Well, I wasn’t expecting this one.
David Olson points out that large (1000+ attendance) and small churches (1-49 attendance) are growing at the fastest rates. “While the larger churches grew according to expectation, the smallest churches actually grew at a faster yearly rate. The churches that declined the most were those with a weekly attendance between 100 and 299.”
Confirming this findings from another angle, Olson reports that in the fourteen diverse denominations he studied, all the denominations that were growing were planting lots of churches; specifically all those denominations planting at least one new church per year for every one hundred existing churches continued to grow.
Mark Chaves affirms the movement of people into large churches.
In every denomination on which we have data, people are increasingly concentrated in the very largest churches, and this is true for small and large denominations, for conservative and liberal denominations, for growing and declining denominations. This trend began rather abruptly in the 1970s, with no sign of tapering off.
 David T. Olson, The American Church in Crisis: Groundbreaking Research Based on a National Database of over 200,000 Churches (Grand Rapids: Zondervan, 2008), 86.
 Olson, American Church in Crisis, 146.
 Mark Chaves, “All Creatures Great and Small: Megachurches in Context,” Review of Religious Research 47 (2006): 329.
Now, half of all churches have 75 or fewer members — and most aren’t growing at all. Most convert hardly any — just enough to replace their children who leave the church, if that many.
The real lesson here is that church plants grow. If our church isn’t growing, well, God’s call isn’t so much to grow your congregation as to grow the kingdom. Go plant some churches — and then watch as the evidence of what they can do rebounds to your church, changing hearts so that you grow, too.

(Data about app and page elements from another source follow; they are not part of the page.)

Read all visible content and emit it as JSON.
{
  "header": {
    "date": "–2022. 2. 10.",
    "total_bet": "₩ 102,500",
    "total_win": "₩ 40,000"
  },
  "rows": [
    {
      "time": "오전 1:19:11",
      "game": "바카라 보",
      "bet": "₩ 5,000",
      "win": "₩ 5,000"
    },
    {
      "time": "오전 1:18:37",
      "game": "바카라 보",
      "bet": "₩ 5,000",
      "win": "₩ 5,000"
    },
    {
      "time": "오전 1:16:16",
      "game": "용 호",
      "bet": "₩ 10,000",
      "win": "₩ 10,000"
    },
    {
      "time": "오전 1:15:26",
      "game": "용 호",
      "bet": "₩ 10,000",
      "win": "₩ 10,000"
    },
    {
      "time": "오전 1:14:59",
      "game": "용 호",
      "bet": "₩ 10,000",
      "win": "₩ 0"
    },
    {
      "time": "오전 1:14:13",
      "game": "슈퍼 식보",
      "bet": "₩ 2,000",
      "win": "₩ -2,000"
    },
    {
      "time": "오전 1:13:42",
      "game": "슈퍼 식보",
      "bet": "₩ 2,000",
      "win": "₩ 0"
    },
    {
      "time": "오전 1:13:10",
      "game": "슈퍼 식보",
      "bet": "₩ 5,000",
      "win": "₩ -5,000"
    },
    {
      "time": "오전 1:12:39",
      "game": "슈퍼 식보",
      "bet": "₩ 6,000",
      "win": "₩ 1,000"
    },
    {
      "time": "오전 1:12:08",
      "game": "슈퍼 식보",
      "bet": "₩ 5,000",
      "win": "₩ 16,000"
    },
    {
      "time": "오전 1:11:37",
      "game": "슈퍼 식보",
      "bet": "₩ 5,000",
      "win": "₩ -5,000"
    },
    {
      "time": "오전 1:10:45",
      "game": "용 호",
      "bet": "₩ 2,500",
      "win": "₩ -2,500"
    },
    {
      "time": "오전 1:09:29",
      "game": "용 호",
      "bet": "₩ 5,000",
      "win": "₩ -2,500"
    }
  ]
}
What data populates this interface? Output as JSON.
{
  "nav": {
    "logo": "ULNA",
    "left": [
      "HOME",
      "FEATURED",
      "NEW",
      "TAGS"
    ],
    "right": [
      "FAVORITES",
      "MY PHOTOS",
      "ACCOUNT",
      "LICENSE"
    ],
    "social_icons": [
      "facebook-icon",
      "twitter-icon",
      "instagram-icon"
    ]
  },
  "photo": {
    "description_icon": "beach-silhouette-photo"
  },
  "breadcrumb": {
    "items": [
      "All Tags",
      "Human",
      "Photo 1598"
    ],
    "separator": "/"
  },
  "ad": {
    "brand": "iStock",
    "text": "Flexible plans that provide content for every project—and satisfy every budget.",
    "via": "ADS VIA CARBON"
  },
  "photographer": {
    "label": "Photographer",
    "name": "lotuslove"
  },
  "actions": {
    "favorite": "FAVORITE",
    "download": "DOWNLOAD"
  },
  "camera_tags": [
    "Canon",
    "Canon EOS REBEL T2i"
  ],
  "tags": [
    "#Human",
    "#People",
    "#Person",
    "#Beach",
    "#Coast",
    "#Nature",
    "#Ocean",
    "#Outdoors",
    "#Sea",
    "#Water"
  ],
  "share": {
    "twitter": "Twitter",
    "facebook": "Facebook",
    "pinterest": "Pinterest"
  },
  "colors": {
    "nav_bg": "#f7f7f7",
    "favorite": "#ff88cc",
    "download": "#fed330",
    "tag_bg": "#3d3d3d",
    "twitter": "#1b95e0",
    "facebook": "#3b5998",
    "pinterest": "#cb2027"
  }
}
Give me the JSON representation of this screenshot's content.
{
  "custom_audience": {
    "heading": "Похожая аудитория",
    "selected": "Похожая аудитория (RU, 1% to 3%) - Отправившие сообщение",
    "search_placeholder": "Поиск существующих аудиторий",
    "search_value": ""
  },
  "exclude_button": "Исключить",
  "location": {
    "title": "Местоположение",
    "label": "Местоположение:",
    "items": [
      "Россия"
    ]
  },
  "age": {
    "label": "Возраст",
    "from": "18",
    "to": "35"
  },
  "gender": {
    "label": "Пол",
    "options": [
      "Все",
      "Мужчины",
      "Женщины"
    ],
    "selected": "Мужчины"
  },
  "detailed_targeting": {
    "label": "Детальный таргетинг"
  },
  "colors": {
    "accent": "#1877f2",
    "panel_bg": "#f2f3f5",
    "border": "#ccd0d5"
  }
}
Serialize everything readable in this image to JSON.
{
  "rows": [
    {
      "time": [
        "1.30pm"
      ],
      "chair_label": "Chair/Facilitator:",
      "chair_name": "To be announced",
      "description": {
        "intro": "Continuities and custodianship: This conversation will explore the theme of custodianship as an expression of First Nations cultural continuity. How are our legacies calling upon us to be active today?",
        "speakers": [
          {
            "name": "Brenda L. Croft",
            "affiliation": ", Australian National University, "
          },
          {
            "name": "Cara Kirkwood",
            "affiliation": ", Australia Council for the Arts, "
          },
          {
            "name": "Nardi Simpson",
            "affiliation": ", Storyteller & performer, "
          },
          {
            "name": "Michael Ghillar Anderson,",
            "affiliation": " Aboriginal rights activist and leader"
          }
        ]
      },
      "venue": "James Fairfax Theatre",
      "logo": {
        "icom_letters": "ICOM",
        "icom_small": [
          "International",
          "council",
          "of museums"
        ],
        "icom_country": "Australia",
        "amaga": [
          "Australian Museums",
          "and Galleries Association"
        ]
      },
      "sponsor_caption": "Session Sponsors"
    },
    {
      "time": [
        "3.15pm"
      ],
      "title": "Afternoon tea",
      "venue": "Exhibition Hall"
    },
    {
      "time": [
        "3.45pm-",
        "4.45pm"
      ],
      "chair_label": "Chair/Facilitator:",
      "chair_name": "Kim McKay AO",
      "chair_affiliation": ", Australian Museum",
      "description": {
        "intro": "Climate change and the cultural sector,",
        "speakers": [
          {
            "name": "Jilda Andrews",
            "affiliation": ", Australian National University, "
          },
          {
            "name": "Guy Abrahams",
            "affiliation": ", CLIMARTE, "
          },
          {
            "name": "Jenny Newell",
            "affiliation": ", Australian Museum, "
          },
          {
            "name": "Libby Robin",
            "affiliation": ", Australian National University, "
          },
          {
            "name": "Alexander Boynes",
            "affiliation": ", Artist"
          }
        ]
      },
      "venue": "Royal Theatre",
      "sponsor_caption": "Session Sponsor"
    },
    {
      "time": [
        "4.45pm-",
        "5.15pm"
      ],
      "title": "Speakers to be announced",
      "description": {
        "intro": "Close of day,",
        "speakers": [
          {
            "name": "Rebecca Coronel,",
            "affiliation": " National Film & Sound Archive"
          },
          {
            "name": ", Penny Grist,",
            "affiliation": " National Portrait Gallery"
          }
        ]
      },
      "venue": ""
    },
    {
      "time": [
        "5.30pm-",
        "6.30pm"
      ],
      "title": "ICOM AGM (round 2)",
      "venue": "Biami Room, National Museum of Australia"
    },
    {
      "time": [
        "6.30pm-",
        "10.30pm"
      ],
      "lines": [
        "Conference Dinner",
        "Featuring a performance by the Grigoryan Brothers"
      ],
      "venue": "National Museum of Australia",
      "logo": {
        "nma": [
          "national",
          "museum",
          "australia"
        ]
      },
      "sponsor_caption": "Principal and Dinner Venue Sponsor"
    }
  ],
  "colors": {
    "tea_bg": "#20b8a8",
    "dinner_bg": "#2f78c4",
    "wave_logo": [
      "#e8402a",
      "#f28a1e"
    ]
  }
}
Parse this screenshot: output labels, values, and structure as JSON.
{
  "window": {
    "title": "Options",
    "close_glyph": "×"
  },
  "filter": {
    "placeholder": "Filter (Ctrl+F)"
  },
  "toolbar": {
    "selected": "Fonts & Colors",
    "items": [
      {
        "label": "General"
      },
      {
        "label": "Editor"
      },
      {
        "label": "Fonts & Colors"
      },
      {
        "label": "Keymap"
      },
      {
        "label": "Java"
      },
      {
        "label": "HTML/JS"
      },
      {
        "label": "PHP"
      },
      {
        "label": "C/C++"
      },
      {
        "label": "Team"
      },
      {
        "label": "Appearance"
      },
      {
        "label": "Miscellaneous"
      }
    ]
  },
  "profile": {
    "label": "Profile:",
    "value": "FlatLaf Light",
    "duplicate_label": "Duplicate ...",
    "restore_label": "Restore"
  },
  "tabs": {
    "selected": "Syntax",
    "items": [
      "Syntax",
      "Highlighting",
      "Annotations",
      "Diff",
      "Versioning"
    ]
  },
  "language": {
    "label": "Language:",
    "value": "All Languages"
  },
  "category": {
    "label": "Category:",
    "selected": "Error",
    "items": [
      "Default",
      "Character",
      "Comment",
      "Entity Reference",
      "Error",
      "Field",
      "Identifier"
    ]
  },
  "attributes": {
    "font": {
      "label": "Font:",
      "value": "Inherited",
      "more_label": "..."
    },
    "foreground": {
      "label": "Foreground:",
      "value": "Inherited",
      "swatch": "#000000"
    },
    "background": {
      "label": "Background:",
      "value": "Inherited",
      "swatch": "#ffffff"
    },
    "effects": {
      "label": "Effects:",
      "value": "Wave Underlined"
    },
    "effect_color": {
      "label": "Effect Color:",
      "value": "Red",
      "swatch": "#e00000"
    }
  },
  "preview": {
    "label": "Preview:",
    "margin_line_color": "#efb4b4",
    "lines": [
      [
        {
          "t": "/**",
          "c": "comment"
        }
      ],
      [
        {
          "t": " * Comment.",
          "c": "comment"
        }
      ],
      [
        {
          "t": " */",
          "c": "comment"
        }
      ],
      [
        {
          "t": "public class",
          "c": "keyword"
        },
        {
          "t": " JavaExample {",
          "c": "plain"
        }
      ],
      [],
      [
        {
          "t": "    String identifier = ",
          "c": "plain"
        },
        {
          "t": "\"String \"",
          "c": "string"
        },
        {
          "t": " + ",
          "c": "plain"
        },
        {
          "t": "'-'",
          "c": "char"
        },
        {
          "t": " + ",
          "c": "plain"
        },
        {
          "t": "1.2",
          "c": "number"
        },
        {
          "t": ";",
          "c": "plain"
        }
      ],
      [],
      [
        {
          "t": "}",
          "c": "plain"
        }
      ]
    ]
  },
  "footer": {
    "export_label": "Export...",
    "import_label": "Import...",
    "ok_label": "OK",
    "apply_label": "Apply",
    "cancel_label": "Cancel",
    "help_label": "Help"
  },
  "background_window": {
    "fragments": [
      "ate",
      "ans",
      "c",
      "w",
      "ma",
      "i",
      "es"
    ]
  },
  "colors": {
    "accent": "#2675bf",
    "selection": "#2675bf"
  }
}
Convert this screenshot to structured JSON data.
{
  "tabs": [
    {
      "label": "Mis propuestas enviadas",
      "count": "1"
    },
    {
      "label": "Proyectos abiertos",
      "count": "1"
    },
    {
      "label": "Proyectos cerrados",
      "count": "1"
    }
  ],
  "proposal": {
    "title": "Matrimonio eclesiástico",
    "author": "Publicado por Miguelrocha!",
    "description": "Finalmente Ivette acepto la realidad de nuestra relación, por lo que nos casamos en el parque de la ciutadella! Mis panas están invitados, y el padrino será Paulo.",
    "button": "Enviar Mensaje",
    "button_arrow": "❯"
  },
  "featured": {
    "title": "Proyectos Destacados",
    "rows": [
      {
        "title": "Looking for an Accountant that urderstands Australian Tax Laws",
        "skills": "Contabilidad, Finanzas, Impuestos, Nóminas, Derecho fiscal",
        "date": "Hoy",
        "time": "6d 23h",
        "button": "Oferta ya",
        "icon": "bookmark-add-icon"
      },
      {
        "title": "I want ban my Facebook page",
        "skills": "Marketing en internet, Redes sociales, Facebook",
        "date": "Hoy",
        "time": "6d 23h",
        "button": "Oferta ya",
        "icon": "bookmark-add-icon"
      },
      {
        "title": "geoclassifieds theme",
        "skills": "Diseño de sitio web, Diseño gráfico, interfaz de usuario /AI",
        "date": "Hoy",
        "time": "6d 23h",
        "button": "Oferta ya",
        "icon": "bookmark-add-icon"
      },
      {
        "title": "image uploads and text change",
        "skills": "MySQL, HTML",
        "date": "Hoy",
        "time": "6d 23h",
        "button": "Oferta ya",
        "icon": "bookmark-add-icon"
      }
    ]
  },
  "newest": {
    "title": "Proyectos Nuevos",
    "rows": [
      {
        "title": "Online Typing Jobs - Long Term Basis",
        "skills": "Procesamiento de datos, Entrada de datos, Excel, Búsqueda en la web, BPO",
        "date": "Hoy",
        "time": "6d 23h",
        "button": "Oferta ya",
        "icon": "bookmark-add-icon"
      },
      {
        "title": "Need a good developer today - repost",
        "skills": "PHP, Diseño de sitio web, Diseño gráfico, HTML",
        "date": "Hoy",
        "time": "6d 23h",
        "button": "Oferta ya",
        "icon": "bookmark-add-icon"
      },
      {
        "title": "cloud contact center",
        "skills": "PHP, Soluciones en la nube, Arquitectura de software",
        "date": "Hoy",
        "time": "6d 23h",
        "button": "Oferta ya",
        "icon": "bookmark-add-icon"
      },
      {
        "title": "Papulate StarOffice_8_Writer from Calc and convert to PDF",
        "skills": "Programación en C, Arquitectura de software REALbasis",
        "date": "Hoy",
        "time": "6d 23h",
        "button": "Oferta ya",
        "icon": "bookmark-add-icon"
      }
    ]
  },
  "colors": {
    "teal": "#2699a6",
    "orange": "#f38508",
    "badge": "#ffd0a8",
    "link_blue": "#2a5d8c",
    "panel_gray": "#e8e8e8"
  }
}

Big churches grow because they’re big — and have a wide range of services. The only churches with large numbers of singles are big churches — because they have large numbers of singles, and young singles like to hang around with other young singles. Teens and college students like to be with others the same age. Big is very attractive to the young — and therefore very attractive to the parents of the young. And that’s not going to change.
Increasingly, I’m seeing churches merge so they can get big enough to offer the programs that attract people. Good idea; wrong motivation.
You see, God never meant for us to be divided into tiny congregations each offering a slightly different version of the gospel, weekly affirming the members’ preconceptions and unable to grow. He meant for his church to be a single, united, world-changing church. We should merge because we so love each other that anything else is unthinkable.
And when we merge, lots of good things happen. First, we testify to the unifying power of the gospel. Second, we subordinate our selfish ambitions to something bigger and more important. Third, we learn to become a little more tolerant. Bigger churches are more diverse. Fourth, we lose some control. In a small church, one or two families may dominate decision making. In a big church, they lose their influence. Good. Christianity is all about giving up control. Fifth, we gain economies of scale. We only need to pay for one preacher and one youth minister and one light bill. We have more money for missions and service projects. Sixth, we are more attractive — but hopefully we are more attractive because we’ve become better, more Christ-like people.
Being located in rural counties
Olson points out from his research that “Growing churches were more likely to be rural and less likely to be small town, suburban, or urban. While the common assumption is that rural churches are under the most stress, the research supports the opposite.” Thumma and Travis similarly notes that “We are now seeing a rapid rise in the number of churches reaching megachurch proportions that are located in more exurban, formerly rural counties.”
 Olson, American Church in Crisis, 132-133.
 Scott Thumma and Dave Travis, Beyond Megachurch Myths: What We Can Learn from America’s Largest Churches (San Francisco: Jossey-Bass, 2007), 26.
Really. I had no idea.
But it’s a question of definitions. If by “rural” you mean Alabama rural, no, I can’t think of a harder place to grow. After all, in the rural South, the towns are shrinking, or at least not growing. And people attend the same church as their parents and grandparents. And around here, racial divisions are much more acute than in urban areas.
But if by “rural” you mean a rural area that’s becoming urbanized, such as the outskirts of Atlanta, well, of course! I mean, if barns are being torn down to build Best Buy locations, then people are moving in, looking for a new church, and likely to check out the big church that has a great teen program. If you’re not growing in that environment, you have some very serious problems. You need to hire a church growth consultant and get your problems diagnosed and straightened out fast!